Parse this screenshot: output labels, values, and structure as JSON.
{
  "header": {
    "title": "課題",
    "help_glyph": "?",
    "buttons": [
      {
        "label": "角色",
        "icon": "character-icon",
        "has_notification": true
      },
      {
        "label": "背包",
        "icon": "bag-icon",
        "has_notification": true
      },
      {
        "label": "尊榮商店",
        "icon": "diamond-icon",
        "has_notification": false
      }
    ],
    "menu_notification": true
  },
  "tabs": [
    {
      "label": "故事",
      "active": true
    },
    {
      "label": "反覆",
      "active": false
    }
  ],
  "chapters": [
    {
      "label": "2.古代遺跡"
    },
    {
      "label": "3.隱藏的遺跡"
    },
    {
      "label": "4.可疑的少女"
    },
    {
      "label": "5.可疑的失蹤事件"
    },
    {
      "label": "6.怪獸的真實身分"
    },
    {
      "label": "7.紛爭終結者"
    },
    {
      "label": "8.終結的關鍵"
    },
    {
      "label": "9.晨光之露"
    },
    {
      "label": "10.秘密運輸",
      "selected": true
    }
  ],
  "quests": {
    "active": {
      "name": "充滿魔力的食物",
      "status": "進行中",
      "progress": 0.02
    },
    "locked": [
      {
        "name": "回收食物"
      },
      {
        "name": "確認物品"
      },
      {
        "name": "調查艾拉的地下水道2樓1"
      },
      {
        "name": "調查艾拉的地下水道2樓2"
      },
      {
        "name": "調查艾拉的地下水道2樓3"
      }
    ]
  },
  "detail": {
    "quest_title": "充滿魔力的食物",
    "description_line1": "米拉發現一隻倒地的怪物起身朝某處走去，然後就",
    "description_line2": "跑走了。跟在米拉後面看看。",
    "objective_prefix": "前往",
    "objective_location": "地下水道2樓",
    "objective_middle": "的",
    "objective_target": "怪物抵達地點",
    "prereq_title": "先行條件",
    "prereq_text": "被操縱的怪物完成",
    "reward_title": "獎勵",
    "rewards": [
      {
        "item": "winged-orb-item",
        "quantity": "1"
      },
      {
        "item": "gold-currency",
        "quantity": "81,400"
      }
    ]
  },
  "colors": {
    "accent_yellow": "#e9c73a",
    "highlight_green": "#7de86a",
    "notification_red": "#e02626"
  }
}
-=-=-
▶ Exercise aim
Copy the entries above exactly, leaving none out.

▶ Solution for this problem
Parse this screenshot: output labels, values, and structure as JSON.
{
  "header": {
    "title": "課題",
    "help_glyph": "?",
    "buttons": [
      {
        "label": "角色",
        "icon": "character-icon",
        "has_notification": true
      },
      {
        "label": "背包",
        "icon": "bag-icon",
        "has_notification": true
      },
      {
        "label": "尊榮商店",
        "icon": "diamond-icon",
        "has_notification": false
      }
    ],
    "menu_notification": true
  },
  "tabs": [
    {
      "label": "故事",
      "active": true
    },
    {
      "label": "反覆",
      "active": false
    }
  ],
  "chapters": [
    {
      "label": "2.古代遺跡"
    },
    {
      "label": "3.隱藏的遺跡"
    },
    {
      "label": "4.可疑的少女"
    },
    {
      "label": "5.可疑的失蹤事件"
    },
    {
      "label": "6.怪獸的真實身分"
    },
    {
      "label": "7.紛爭終結者"
    },
    {
      "label": "8.終結的關鍵"
    },
    {
      "label": "9.晨光之露"
    },
    {
      "label": "10.秘密運輸",
      "selected": true
    }
  ],
  "quests": {
    "active": {
      "name": "充滿魔力的食物",
      "status": "進行中",
      "progress": 0.02
    },
    "locked": [
      {
        "name": "回收食物"
      },
      {
        "name": "確認物品"
      },
      {
        "name": "調查艾拉的地下水道2樓1"
      },
      {
        "name": "調查艾拉的地下水道2樓2"
      },
      {
        "name": "調查艾拉的地下水道2樓3"
      }
    ]
  },
  "detail": {
    "quest_title": "充滿魔力的食物",
    "description_line1": "米拉發現一隻倒地的怪物起身朝某處走去，然後就",
    "description_line2": "跑走了。跟在米拉後面看看。",
    "objective_prefix": "前往",
    "objective_location": "地下水道2樓",
    "objective_middle": "的",
    "objective_target": "怪物抵達地點",
    "prereq_title": "先行條件",
    "prereq_text": "被操縱的怪物完成",
    "reward_title": "獎勵",
    "rewards": [
      {
        "item": "winged-orb-item",
        "quantity": "1"
      },
      {
        "item": "gold-currency",
        "quantity": "81,400"
      }
    ]
  },
  "colors": {
    "accent_yellow": "#e9c73a",
    "highlight_green": "#7de86a",
    "notification_red": "#e02626"
  }
}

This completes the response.